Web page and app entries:
=== Begin Enclosure ===

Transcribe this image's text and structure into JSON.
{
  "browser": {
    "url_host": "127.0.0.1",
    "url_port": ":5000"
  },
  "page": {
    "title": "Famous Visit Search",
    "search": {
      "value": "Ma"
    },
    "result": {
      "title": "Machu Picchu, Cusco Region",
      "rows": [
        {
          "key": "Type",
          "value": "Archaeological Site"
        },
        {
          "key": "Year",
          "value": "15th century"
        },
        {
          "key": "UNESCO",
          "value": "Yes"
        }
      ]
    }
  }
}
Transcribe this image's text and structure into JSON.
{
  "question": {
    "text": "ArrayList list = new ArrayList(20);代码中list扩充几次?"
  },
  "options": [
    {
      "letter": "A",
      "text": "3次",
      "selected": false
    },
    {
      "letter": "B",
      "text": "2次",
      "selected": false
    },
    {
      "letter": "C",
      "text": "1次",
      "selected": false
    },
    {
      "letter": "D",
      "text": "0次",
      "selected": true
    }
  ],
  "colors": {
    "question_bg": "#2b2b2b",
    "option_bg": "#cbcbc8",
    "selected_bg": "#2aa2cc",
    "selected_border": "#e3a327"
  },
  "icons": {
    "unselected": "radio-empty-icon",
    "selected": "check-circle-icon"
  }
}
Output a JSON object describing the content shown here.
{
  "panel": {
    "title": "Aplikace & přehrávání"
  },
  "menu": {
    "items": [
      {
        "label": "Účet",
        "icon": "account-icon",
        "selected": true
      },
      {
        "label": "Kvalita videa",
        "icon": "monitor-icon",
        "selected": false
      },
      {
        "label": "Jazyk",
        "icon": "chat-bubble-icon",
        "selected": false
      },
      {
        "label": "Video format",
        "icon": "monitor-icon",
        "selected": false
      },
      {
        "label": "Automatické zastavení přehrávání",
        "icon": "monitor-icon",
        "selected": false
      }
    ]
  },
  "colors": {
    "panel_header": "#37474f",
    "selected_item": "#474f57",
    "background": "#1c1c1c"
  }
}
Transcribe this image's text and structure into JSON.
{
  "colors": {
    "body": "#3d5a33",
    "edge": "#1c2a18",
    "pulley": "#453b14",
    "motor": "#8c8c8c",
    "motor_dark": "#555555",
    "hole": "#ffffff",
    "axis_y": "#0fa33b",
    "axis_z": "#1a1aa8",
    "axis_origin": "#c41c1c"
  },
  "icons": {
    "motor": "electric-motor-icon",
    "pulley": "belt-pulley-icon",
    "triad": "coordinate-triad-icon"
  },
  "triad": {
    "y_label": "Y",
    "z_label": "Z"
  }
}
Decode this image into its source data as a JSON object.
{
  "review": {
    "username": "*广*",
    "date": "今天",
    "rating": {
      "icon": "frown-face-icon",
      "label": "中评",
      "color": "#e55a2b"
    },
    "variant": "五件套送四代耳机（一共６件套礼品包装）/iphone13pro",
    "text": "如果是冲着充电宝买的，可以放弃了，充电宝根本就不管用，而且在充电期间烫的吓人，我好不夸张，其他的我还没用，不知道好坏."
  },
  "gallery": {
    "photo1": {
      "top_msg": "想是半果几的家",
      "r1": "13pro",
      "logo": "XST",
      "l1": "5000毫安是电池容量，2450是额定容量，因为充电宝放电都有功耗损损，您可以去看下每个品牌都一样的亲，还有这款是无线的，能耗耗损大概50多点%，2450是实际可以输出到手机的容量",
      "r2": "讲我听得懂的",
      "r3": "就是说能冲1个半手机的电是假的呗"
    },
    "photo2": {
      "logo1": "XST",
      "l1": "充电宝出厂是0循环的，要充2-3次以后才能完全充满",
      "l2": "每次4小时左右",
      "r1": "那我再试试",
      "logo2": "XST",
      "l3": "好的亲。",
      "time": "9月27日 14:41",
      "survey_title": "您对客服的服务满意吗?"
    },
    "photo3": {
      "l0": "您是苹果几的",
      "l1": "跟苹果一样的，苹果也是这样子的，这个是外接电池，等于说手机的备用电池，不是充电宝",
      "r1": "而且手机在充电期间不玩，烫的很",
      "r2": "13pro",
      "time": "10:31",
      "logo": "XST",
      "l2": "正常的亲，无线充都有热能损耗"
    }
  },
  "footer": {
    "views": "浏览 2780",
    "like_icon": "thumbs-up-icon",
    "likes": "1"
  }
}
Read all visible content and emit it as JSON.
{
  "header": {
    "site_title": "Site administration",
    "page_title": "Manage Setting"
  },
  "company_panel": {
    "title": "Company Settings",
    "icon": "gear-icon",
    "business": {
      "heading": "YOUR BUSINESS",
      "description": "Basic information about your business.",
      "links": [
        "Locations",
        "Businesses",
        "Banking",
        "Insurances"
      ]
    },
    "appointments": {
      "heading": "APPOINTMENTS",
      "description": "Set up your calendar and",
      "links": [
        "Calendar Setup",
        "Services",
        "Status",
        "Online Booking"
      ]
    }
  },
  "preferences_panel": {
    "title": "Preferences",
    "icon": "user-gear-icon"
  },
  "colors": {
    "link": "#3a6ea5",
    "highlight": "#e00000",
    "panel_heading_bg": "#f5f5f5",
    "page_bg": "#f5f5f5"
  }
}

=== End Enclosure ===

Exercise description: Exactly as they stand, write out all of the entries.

Completed task:
Transcribe this image's text and structure into JSON.
{
  "browser": {
    "url_host": "127.0.0.1",
    "url_port": ":5000"
  },
  "page": {
    "title": "Famous Visit Search",
    "search": {
      "value": "Ma"
    },
    "result": {
      "title": "Machu Picchu, Cusco Region",
      "rows": [
        {
          "key": "Type",
          "value": "Archaeological Site"
        },
        {
          "key": "Year",
          "value": "15th century"
        },
        {
          "key": "UNESCO",
          "value": "Yes"
        }
      ]
    }
  }
}
Transcribe this image's text and structure into JSON.
{
  "question": {
    "text": "ArrayList list = new ArrayList(20);代码中list扩充几次?"
  },
  "options": [
    {
      "letter": "A",
      "text": "3次",
      "selected": false
    },
    {
      "letter": "B",
      "text": "2次",
      "selected": false
    },
    {
      "letter": "C",
      "text": "1次",
      "selected": false
    },
    {
      "letter": "D",
      "text": "0次",
      "selected": true
    }
  ],
  "colors": {
    "question_bg": "#2b2b2b",
    "option_bg": "#cbcbc8",
    "selected_bg": "#2aa2cc",
    "selected_border": "#e3a327"
  },
  "icons": {
    "unselected": "radio-empty-icon",
    "selected": "check-circle-icon"
  }
}
Output a JSON object describing the content shown here.
{
  "panel": {
    "title": "Aplikace & přehrávání"
  },
  "menu": {
    "items": [
      {
        "label": "Účet",
        "icon": "account-icon",
        "selected": true
      },
      {
        "label": "Kvalita videa",
        "icon": "monitor-icon",
        "selected": false
      },
      {
        "label": "Jazyk",
        "icon": "chat-bubble-icon",
        "selected": false
      },
      {
        "label": "Video format",
        "icon": "monitor-icon",
        "selected": false
      },
      {
        "label": "Automatické zastavení přehrávání",
        "icon": "monitor-icon",
        "selected": false
      }
    ]
  },
  "colors": {
    "panel_header": "#37474f",
    "selected_item": "#474f57",
    "background": "#1c1c1c"
  }
}
Transcribe this image's text and structure into JSON.
{
  "colors": {
    "body": "#3d5a33",
    "edge": "#1c2a18",
    "pulley": "#453b14",
    "motor": "#8c8c8c",
    "motor_dark": "#555555",
    "hole": "#ffffff",
    "axis_y": "#0fa33b",
    "axis_z": "#1a1aa8",
    "axis_origin": "#c41c1c"
  },
  "icons": {
    "motor": "electric-motor-icon",
    "pulley": "belt-pulley-icon",
    "triad": "coordinate-triad-icon"
  },
  "triad": {
    "y_label": "Y",
    "z_label": "Z"
  }
}
Decode this image into its source data as a JSON object.
{
  "review": {
    "username": "*广*",
    "date": "今天",
    "rating": {
      "icon": "frown-face-icon",
      "label": "中评",
      "color": "#e55a2b"
    },
    "variant": "五件套送四代耳机（一共６件套礼品包装）/iphone13pro",
    "text": "如果是冲着充电宝买的，可以放弃了，充电宝根本就不管用，而且在充电期间烫的吓人，我好不夸张，其他的我还没用，不知道好坏."
  },
  "gallery": {
    "photo1": {
      "top_msg": "想是半果几的家",
      "r1": "13pro",
      "logo": "XST",
      "l1": "5000毫安是电池容量，2450是额定容量，因为充电宝放电都有功耗损损，您可以去看下每个品牌都一样的亲，还有这款是无线的，能耗耗损大概50多点%，2450是实际可以输出到手机的容量",
      "r2": "讲我听得懂的",
      "r3": "就是说能冲1个半手机的电是假的呗"
    },
    "photo2": {
      "logo1": "XST",
      "l1": "充电宝出厂是0循环的，要充2-3次以后才能完全充满",
      "l2": "每次4小时左右",
      "r1": "那我再试试",
      "logo2": "XST",
      "l3": "好的亲。",
      "time": "9月27日 14:41",
      "survey_title": "您对客服的服务满意吗?"
    },
    "photo3": {
      "l0": "您是苹果几的",
      "l1": "跟苹果一样的，苹果也是这样子的，这个是外接电池，等于说手机的备用电池，不是充电宝",
      "r1": "而且手机在充电期间不玩，烫的很",
      "r2": "13pro",
      "time": "10:31",
      "logo": "XST",
      "l2": "正常的亲，无线充都有热能损耗"
    }
  },
  "footer": {
    "views": "浏览 2780",
    "like_icon": "thumbs-up-icon",
    "likes": "1"
  }
}
Read all visible content and emit it as JSON.
{
  "header": {
    "site_title": "Site administration",
    "page_title": "Manage Setting"
  },
  "company_panel": {
    "title": "Company Settings",
    "icon": "gear-icon",
    "business": {
      "heading": "YOUR BUSINESS",
      "description": "Basic information about your business.",
      "links": [
        "Locations",
        "Businesses",
        "Banking",
        "Insurances"
      ]
    },
    "appointments": {
      "heading": "APPOINTMENTS",
      "description": "Set up your calendar and",
      "links": [
        "Calendar Setup",
        "Services",
        "Status",
        "Online Booking"
      ]
    }
  },
  "preferences_panel": {
    "title": "Preferences",
    "icon": "user-gear-icon"
  },
  "colors": {
    "link": "#3a6ea5",
    "highlight": "#e00000",
    "panel_heading_bg": "#f5f5f5",
    "page_bg": "#f5f5f5"
  }
}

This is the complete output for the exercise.